WORK TASK: Among the entries below, count the lines with "value" in them and state the total without comment.

[[ MATERIAL FOR THE TASK open ]]

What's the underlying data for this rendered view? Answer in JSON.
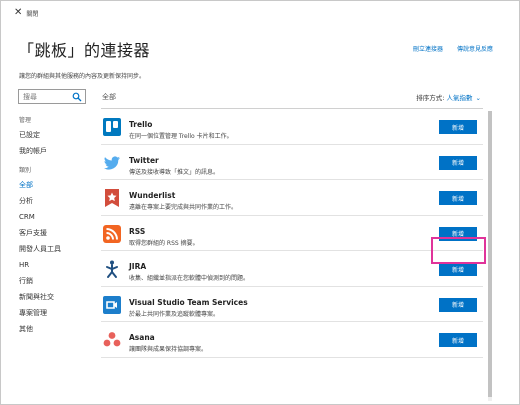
{
  "header": {
    "close_label": "關閉",
    "title": "「跳板」的連接器",
    "links": [
      "刪立連接器",
      "傳說意見反應"
    ]
  },
  "description": "讓您的群組與其他服務的內容及更新保持同步。",
  "search": {
    "placeholder": "搜尋"
  },
  "sidebar": {
    "manage_heading": "管理",
    "manage_items": [
      "已設定",
      "我的帳戶"
    ],
    "category_heading": "類別",
    "category_items": [
      "全部",
      "分析",
      "CRM",
      "客戶支援",
      "開發人員工具",
      "HR",
      "行銷",
      "新聞與社交",
      "專案管理",
      "其他"
    ]
  },
  "list_header": "全部",
  "sort": {
    "label": "排序方式: ",
    "value": "人氣指數"
  },
  "connectors": [
    {
      "name": "Trello",
      "description": "在同一個位置管理 Trello 卡片和工作。",
      "button": "新增",
      "icon": "trello-icon",
      "color": "#0079bf"
    },
    {
      "name": "Twitter",
      "description": "傳送及接收導致「推文」的訊息。",
      "button": "新增",
      "icon": "twitter-icon",
      "color": "#55acee"
    },
    {
      "name": "Wunderlist",
      "description": "遠離在專案上要完成與共同作業的工作。",
      "button": "新增",
      "icon": "wunderlist-icon",
      "color": "#d24d3c"
    },
    {
      "name": "RSS",
      "description": "取得您群組的 RSS 摘要。",
      "button": "新增",
      "icon": "rss-icon",
      "color": "#f26522"
    },
    {
      "name": "JIRA",
      "description": "收集、組織並指派在您軟體中偵測到的問題。",
      "button": "新增",
      "icon": "jira-icon",
      "color": "#205081"
    },
    {
      "name": "Visual Studio Team Services",
      "description": "於最上共同作業及追蹤軟體專案。",
      "button": "新增",
      "icon": "vsts-icon",
      "color": "#1c7ecb"
    },
    {
      "name": "Asana",
      "description": "讓團隊與成果保持協調專案。",
      "button": "新增",
      "icon": "asana-icon",
      "color": "#e8615b"
    }
  ],
  "colors": {
    "accent": "#0072c6",
    "highlight": "#e0339a"
  }
}
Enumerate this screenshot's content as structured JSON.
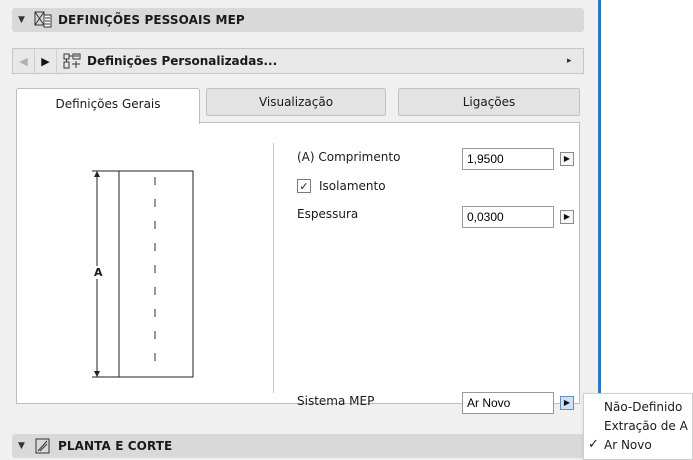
{
  "section_header": {
    "title": "DEFINIÇÕES PESSOAIS MEP",
    "collapse_glyph": "▼",
    "icon": "mep-settings-icon"
  },
  "favorites_bar": {
    "prev_glyph": "◀",
    "next_glyph": "▶",
    "icon": "custom-settings-icon",
    "label": "Definições Personalizadas...",
    "menu_glyph": "▸"
  },
  "tabs": [
    {
      "label": "Definições Gerais",
      "active": true
    },
    {
      "label": "Visualização",
      "active": false
    },
    {
      "label": "Ligações",
      "active": false
    }
  ],
  "preview": {
    "dimension_label": "A"
  },
  "form": {
    "length": {
      "label": "(A) Comprimento",
      "value": "1,9500"
    },
    "insulation": {
      "label": "Isolamento",
      "checked": true,
      "check_glyph": "✓"
    },
    "thickness": {
      "label": "Espessura",
      "value": "0,0300"
    },
    "mep_system": {
      "label": "Sistema MEP",
      "value": "Ar Novo"
    },
    "stepper_glyph": "▶"
  },
  "mep_system_menu": {
    "options": [
      {
        "label": "Não-Definido",
        "selected": false
      },
      {
        "label": "Extração de A",
        "selected": false
      },
      {
        "label": "Ar Novo",
        "selected": true
      }
    ],
    "check_glyph": "✓"
  },
  "section2_header": {
    "title": "PLANTA E CORTE",
    "collapse_glyph": "▼",
    "icon": "plan-section-icon"
  },
  "colors": {
    "accent_line": "#2b79c2",
    "header_bg": "#d9d9d9",
    "panel_bg": "#f0f0f0"
  }
}
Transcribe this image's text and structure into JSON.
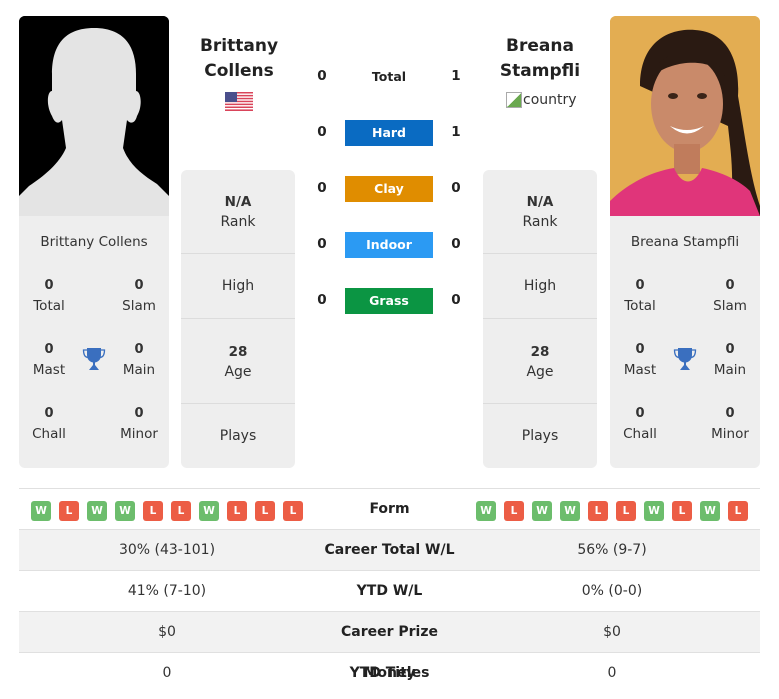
{
  "player1": {
    "name": "Brittany Collens",
    "name_line1": "Brittany",
    "name_line2": "Collens",
    "country_flag": "usa-flag-icon",
    "titles": {
      "total": "0",
      "slam": "0",
      "mast": "0",
      "main": "0",
      "chall": "0",
      "minor": "0"
    },
    "rank": "N/A",
    "high": "",
    "age": "28",
    "plays": "",
    "form": [
      "W",
      "L",
      "W",
      "W",
      "L",
      "L",
      "W",
      "L",
      "L",
      "L"
    ],
    "career_total_wl": "30% (43-101)",
    "ytd_wl": "41% (7-10)",
    "career_prize_money": "$0",
    "ytd_titles": "0"
  },
  "player2": {
    "name": "Breana Stampfli",
    "name_line1": "Breana",
    "name_line2": "Stampfli",
    "country_alt": "country",
    "titles": {
      "total": "0",
      "slam": "0",
      "mast": "0",
      "main": "0",
      "chall": "0",
      "minor": "0"
    },
    "rank": "N/A",
    "high": "",
    "age": "28",
    "plays": "",
    "form": [
      "W",
      "L",
      "W",
      "W",
      "L",
      "L",
      "W",
      "L",
      "W",
      "L"
    ],
    "career_total_wl": "56% (9-7)",
    "ytd_wl": "0% (0-0)",
    "career_prize_money": "$0",
    "ytd_titles": "0"
  },
  "labels": {
    "total": "Total",
    "slam": "Slam",
    "mast": "Mast",
    "main": "Main",
    "chall": "Chall",
    "minor": "Minor",
    "rank": "Rank",
    "high": "High",
    "age": "Age",
    "plays": "Plays",
    "form": "Form",
    "career_total_wl": "Career Total W/L",
    "ytd_wl": "YTD W/L",
    "career_prize_money": "Career Prize Money",
    "ytd_titles": "YTD Titles"
  },
  "h2h": [
    {
      "label": "Total",
      "p1": "0",
      "p2": "1",
      "color": ""
    },
    {
      "label": "Hard",
      "p1": "0",
      "p2": "1",
      "color": "#0a6bc2"
    },
    {
      "label": "Clay",
      "p1": "0",
      "p2": "0",
      "color": "#e08d00"
    },
    {
      "label": "Indoor",
      "p1": "0",
      "p2": "0",
      "color": "#2b9af3"
    },
    {
      "label": "Grass",
      "p1": "0",
      "p2": "0",
      "color": "#0b9543"
    }
  ],
  "colors": {
    "win": "#6cbd6c",
    "loss": "#ec5d45",
    "trophy": "#3a6fbf"
  }
}
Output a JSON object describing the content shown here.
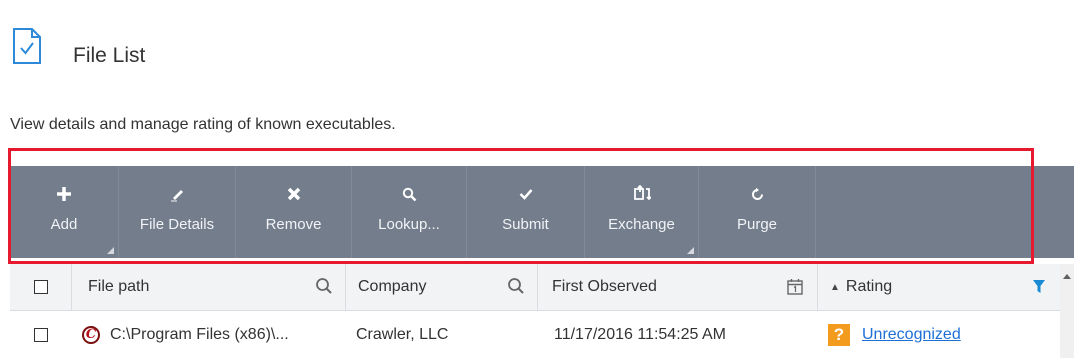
{
  "header": {
    "title": "File List",
    "description": "View details and manage rating of known executables."
  },
  "toolbar": {
    "buttons": [
      {
        "label": "Add",
        "icon": "plus-icon",
        "has_dropdown": true
      },
      {
        "label": "File Details",
        "icon": "pencil-icon",
        "has_dropdown": false
      },
      {
        "label": "Remove",
        "icon": "x-icon",
        "has_dropdown": false
      },
      {
        "label": "Lookup...",
        "icon": "search-icon",
        "has_dropdown": false
      },
      {
        "label": "Submit",
        "icon": "check-icon",
        "has_dropdown": false
      },
      {
        "label": "Exchange",
        "icon": "exchange-icon",
        "has_dropdown": true
      },
      {
        "label": "Purge",
        "icon": "refresh-icon",
        "has_dropdown": false
      }
    ]
  },
  "table": {
    "columns": [
      {
        "label": "",
        "key": "select"
      },
      {
        "label": "File path",
        "key": "file_path"
      },
      {
        "label": "Company",
        "key": "company"
      },
      {
        "label": "First Observed",
        "key": "first_observed"
      },
      {
        "label": "Rating",
        "key": "rating",
        "sort": "ascending"
      }
    ],
    "rows": [
      {
        "file_path": "C:\\Program Files (x86)\\...",
        "company": "Crawler, LLC",
        "first_observed": "11/17/2016 11:54:25 AM",
        "rating": "Unrecognized",
        "rating_badge": "?"
      }
    ]
  },
  "colors": {
    "toolbar_bg": "#747d8c",
    "highlight": "#e6192f",
    "link": "#1d6fd6",
    "filter_icon": "#1a8ad4",
    "rating_badge": "#f39b1c"
  }
}
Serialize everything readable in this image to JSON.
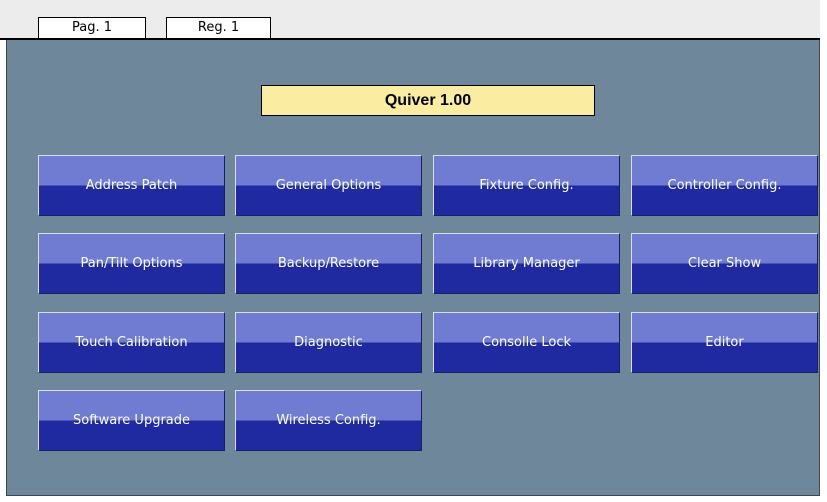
{
  "tabs": {
    "page_label": "Pag. 1",
    "reg_label": "Reg. 1"
  },
  "header": {
    "version_title": "Quiver 1.00"
  },
  "menu": {
    "buttons": [
      "Address Patch",
      "General Options",
      "Fixture Config.",
      "Controller Config.",
      "Pan/Tilt Options",
      "Backup/Restore",
      "Library Manager",
      "Clear Show",
      "Touch Calibration",
      "Diagnostic",
      "Consolle Lock",
      "Editor",
      "Software Upgrade",
      "Wireless Config."
    ]
  },
  "colors": {
    "panel_background": "#6f879b",
    "version_box": "#faeca0",
    "button_top": "#6f7cd2",
    "button_bottom": "#1f2aa0"
  }
}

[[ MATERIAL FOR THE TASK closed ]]

FINAL ANSWER: 4